(Beginning of DATA SUPPLIED)

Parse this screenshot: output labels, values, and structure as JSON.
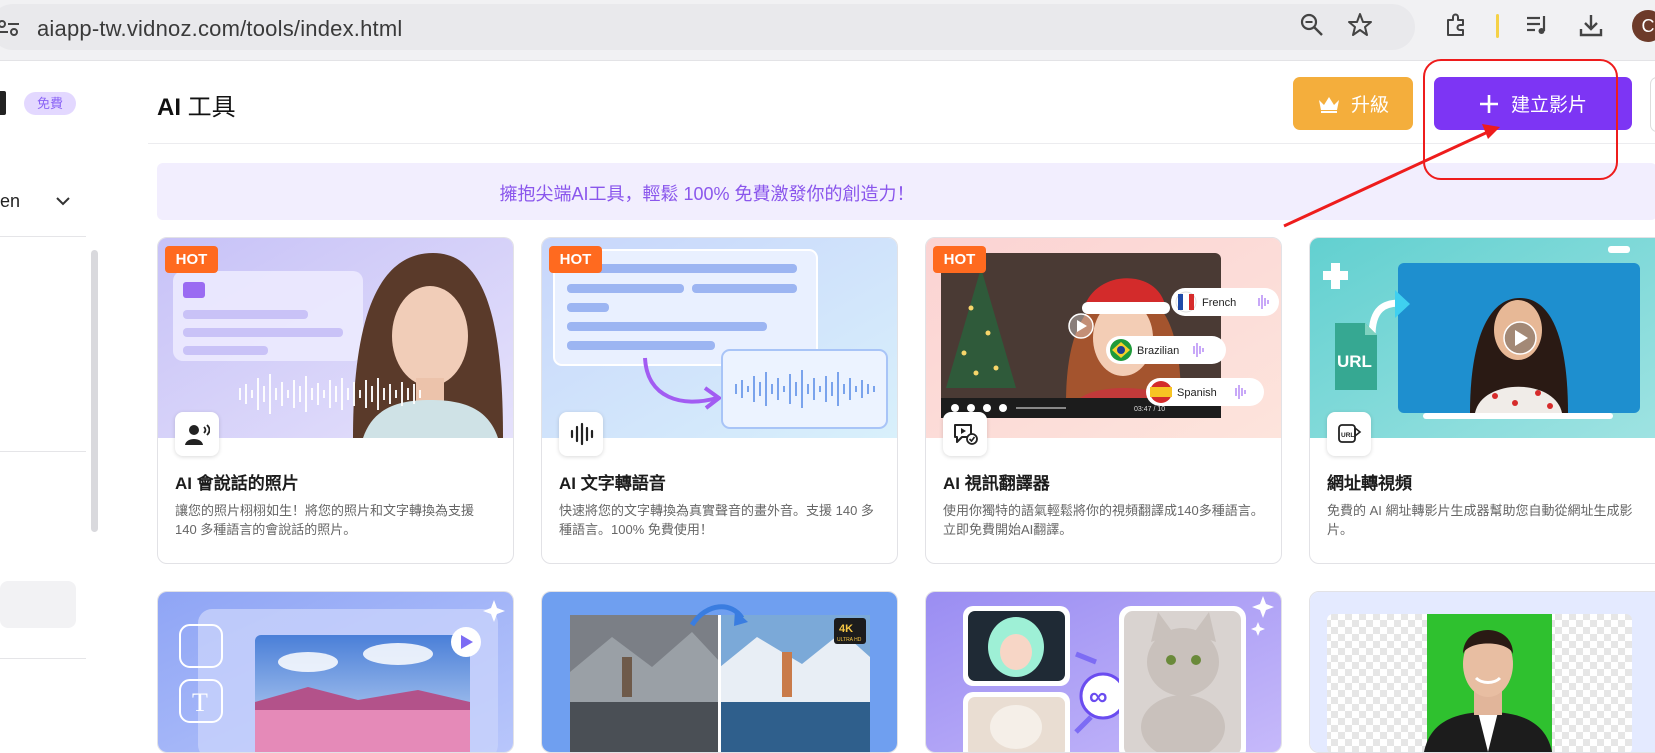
{
  "browser": {
    "url": "aiapp-tw.vidnoz.com/tools/index.html",
    "profile_initial": "C"
  },
  "sidebar": {
    "badge": "免費",
    "language": "en"
  },
  "header": {
    "title_bold": "AI",
    "title_rest": " 工具",
    "upgrade_label": "升級",
    "create_label": "建立影片"
  },
  "banner": {
    "text": "擁抱尖端AI工具，輕鬆 100% 免費激發你的創造力！"
  },
  "cards": [
    {
      "badge": "HOT",
      "title": "AI 會說話的照片",
      "description": "讓您的照片栩栩如生！將您的照片和文字轉換為支援 140 多種語言的會說話的照片。"
    },
    {
      "badge": "HOT",
      "title": "AI 文字轉語音",
      "description": "快速將您的文字轉換為真實聲音的畫外音。支援 140 多種語言。100% 免費使用！"
    },
    {
      "badge": "HOT",
      "title": "AI 視訊翻譯器",
      "description": "使用你獨特的語氣輕鬆將你的視頻翻譯成140多種語言。立即免費開始AI翻譯。",
      "languages": [
        "French",
        "Brazilian",
        "Spanish"
      ],
      "timecode": "03:47 / 10"
    },
    {
      "badge": "",
      "title": "網址轉視頻",
      "description": "免費的 AI 網址轉影片生成器幫助您自動從網址生成影片。",
      "url_label": "URL"
    }
  ],
  "row2": {
    "resolution_badge": "4K",
    "resolution_sub": "ULTRA HD"
  },
  "colors": {
    "accent_purple": "#7d35f4",
    "upgrade_orange": "#f4ae3c",
    "hot_orange": "#ff6a1f",
    "annotation_red": "#ee1c1c"
  }
}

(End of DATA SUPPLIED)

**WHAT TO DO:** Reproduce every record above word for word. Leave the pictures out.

**PROBLEM SOLUTION:**
Parse this screenshot: output labels, values, and structure as JSON.
{
  "browser": {
    "url": "aiapp-tw.vidnoz.com/tools/index.html",
    "profile_initial": "C"
  },
  "sidebar": {
    "badge": "免費",
    "language": "en"
  },
  "header": {
    "title_bold": "AI",
    "title_rest": " 工具",
    "upgrade_label": "升級",
    "create_label": "建立影片"
  },
  "banner": {
    "text": "擁抱尖端AI工具，輕鬆 100% 免費激發你的創造力！"
  },
  "cards": [
    {
      "badge": "HOT",
      "title": "AI 會說話的照片",
      "description": "讓您的照片栩栩如生！將您的照片和文字轉換為支援 140 多種語言的會說話的照片。"
    },
    {
      "badge": "HOT",
      "title": "AI 文字轉語音",
      "description": "快速將您的文字轉換為真實聲音的畫外音。支援 140 多種語言。100% 免費使用！"
    },
    {
      "badge": "HOT",
      "title": "AI 視訊翻譯器",
      "description": "使用你獨特的語氣輕鬆將你的視頻翻譯成140多種語言。立即免費開始AI翻譯。",
      "languages": [
        "French",
        "Brazilian",
        "Spanish"
      ],
      "timecode": "03:47 / 10"
    },
    {
      "badge": "",
      "title": "網址轉視頻",
      "description": "免費的 AI 網址轉影片生成器幫助您自動從網址生成影片。",
      "url_label": "URL"
    }
  ],
  "row2": {
    "resolution_badge": "4K",
    "resolution_sub": "ULTRA HD"
  },
  "colors": {
    "accent_purple": "#7d35f4",
    "upgrade_orange": "#f4ae3c",
    "hot_orange": "#ff6a1f",
    "annotation_red": "#ee1c1c"
  }
}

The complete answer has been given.